On the Hill
The junior senator from California is coming in 🔥.
Sen. Alex Padilla was selected just nine months ago to serve out the final two years of Vice President, née Sen. Kamala D. Harris‘s term. But he’s fast become a leading voice on some of the biggest issues vexing Democrats, from voting rights to appealing the Senate parliamentarian’s decision against including immigration measures in the $3.5 trillion budget proposal.
Padilla is one of four former secretaries of state currently serving — and he’s wielded that expertise to push forward voting rights legislation.
Lawmakers could vote as early as this week on the newly introduced the Freedom to Vote Act — the pared down voting rights and campaign finance and ethics bill co-sponsored by Padilla and seven Democrats, including centrist Sen. Joe Manchin III (D-W.Va.).
The bill, which eliminated key language in the For the People Act, is unlikely to garner the 10 Republican votes needed to avoid a filibuster.
Padilla has tried to win over some of his GOP colleagues, but isn’t hopeful.
- “I’m pretty frustrated,” Padilla told The Early in an interview on Friday. “It offends me when I hear that they want to make it easy to vote but hard to cheat because I know the data — voter fraud is exceedingly rare in America.”
- “So we got the hard-to-cheat part down. But here we have a proposal that will make it easier for eligible people to vote … And there’s no willingness on Republicans to come along. I’m still waiting to hear ‘yesses’ on even this focused and tailored measure.”
All roads lead to the filibuster
Unlike Manchin, Padilla has taken a far more urgent approach and believes Democrats should eliminate the filibuster if — and when — the vote fails.
He stressed the vote should be the “final straw” for his colleagues “reluctant to abolish or even reform the filibuster to allow voter protection measures.”
Bringing the reinforcements.

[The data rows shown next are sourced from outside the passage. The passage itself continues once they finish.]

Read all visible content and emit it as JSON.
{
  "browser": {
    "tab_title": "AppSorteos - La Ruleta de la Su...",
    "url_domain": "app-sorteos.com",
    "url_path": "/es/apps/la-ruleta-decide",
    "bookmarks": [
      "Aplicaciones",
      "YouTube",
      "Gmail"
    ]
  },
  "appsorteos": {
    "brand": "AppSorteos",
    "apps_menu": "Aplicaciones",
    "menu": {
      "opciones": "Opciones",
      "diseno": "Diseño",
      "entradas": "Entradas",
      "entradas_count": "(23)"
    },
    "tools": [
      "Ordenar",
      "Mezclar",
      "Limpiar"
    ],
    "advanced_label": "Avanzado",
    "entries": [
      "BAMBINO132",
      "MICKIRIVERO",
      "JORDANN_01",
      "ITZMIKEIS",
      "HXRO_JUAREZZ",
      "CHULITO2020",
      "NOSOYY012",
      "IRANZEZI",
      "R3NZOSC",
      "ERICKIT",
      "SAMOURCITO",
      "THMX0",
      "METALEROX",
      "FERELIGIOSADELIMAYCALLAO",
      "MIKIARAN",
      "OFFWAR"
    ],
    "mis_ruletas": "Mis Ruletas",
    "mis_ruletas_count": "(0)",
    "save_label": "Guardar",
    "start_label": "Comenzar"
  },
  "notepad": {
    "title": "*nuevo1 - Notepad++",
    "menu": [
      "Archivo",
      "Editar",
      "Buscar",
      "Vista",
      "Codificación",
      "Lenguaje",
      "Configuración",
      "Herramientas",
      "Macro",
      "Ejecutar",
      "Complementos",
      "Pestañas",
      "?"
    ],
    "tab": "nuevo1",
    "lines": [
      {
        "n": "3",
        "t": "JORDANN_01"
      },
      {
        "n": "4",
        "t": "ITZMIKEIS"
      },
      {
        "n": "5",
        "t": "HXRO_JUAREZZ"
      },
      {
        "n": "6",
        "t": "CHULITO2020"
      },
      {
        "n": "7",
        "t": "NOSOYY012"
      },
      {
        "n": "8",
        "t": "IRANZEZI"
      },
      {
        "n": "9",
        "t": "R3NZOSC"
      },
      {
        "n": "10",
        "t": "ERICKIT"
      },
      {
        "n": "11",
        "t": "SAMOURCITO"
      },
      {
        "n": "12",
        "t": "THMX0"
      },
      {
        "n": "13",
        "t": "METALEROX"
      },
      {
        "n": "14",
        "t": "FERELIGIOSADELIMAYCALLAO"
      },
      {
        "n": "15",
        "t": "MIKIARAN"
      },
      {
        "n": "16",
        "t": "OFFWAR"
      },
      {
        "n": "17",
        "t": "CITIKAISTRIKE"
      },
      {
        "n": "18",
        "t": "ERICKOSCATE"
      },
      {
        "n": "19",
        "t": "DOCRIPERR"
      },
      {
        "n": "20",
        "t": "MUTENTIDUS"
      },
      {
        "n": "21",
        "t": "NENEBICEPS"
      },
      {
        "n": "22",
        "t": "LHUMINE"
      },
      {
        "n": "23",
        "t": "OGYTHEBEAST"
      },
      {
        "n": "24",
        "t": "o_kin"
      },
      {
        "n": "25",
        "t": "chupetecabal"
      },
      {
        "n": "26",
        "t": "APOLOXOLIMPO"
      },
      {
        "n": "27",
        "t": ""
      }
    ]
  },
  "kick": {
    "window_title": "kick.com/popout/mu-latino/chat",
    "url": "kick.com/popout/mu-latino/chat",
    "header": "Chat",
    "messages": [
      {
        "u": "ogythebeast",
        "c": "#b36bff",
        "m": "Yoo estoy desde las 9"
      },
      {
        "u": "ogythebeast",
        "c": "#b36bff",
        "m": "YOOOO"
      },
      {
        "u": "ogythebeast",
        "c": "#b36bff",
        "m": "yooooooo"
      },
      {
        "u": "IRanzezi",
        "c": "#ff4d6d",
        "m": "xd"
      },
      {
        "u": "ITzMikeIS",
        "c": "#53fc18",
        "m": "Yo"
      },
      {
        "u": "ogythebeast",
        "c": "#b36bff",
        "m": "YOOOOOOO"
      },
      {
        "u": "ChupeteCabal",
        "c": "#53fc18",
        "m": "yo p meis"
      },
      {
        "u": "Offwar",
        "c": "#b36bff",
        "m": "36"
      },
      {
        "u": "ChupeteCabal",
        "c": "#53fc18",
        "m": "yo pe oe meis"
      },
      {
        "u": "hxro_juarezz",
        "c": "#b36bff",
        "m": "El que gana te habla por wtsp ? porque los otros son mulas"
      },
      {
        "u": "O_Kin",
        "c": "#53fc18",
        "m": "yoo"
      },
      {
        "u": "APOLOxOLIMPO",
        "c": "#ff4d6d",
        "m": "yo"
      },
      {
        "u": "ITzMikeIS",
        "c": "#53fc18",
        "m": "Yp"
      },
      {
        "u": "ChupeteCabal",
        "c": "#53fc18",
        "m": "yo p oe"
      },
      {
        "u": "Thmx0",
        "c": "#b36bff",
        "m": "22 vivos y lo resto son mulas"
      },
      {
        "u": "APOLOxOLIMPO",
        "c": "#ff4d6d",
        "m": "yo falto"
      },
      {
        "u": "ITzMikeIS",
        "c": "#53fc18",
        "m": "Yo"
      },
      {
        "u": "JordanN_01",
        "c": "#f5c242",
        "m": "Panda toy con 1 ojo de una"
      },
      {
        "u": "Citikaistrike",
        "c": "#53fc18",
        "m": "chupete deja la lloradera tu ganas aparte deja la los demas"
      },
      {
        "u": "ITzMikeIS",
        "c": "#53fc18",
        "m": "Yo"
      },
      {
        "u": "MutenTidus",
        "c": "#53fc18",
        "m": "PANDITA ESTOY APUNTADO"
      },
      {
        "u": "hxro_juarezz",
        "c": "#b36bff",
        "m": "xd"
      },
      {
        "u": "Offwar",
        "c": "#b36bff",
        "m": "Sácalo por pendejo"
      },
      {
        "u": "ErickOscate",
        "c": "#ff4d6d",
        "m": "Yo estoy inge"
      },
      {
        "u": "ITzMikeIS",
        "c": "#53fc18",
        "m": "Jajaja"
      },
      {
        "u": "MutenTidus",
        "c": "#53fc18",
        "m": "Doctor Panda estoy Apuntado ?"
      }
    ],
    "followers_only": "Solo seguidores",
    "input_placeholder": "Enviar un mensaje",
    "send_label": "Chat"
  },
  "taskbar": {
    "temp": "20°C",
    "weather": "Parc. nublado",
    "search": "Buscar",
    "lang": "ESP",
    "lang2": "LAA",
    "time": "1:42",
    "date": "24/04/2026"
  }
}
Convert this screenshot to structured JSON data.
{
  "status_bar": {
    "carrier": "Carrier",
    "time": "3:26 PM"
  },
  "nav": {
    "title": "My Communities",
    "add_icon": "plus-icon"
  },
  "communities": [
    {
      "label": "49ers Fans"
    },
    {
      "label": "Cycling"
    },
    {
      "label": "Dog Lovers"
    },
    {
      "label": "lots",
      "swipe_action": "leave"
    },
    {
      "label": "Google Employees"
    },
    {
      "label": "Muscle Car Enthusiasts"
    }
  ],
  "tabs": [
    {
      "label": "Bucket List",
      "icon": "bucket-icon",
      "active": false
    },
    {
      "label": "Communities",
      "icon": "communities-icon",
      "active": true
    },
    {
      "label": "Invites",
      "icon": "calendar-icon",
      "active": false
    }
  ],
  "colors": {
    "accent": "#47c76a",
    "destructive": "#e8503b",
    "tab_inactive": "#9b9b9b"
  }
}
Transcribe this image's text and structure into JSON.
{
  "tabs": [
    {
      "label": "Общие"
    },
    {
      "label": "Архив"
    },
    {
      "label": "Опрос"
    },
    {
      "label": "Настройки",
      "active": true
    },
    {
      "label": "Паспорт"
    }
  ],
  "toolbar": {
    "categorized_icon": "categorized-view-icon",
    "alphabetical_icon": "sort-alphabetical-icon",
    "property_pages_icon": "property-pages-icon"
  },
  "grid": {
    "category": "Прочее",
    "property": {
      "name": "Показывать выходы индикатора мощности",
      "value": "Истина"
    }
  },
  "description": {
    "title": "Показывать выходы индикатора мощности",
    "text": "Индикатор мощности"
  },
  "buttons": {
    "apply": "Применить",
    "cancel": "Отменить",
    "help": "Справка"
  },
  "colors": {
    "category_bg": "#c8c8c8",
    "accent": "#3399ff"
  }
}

Padilla and his colleagues say they have a short window to persuade their colleagues to change or repeal the filibuster if voting rights legislation goes down, given redistricting setting the lines for the 2022 midterms. Even so, that’s still a long shot.
Padilla said President Biden’s involvement and influence over centrist Democrats who are not willing to scrap the filibuster could be “helpful.” He added that Harris has been actively reaching out to former colleagues on the Hill on the issue.
“Very few people are as good at relationships as President Biden.”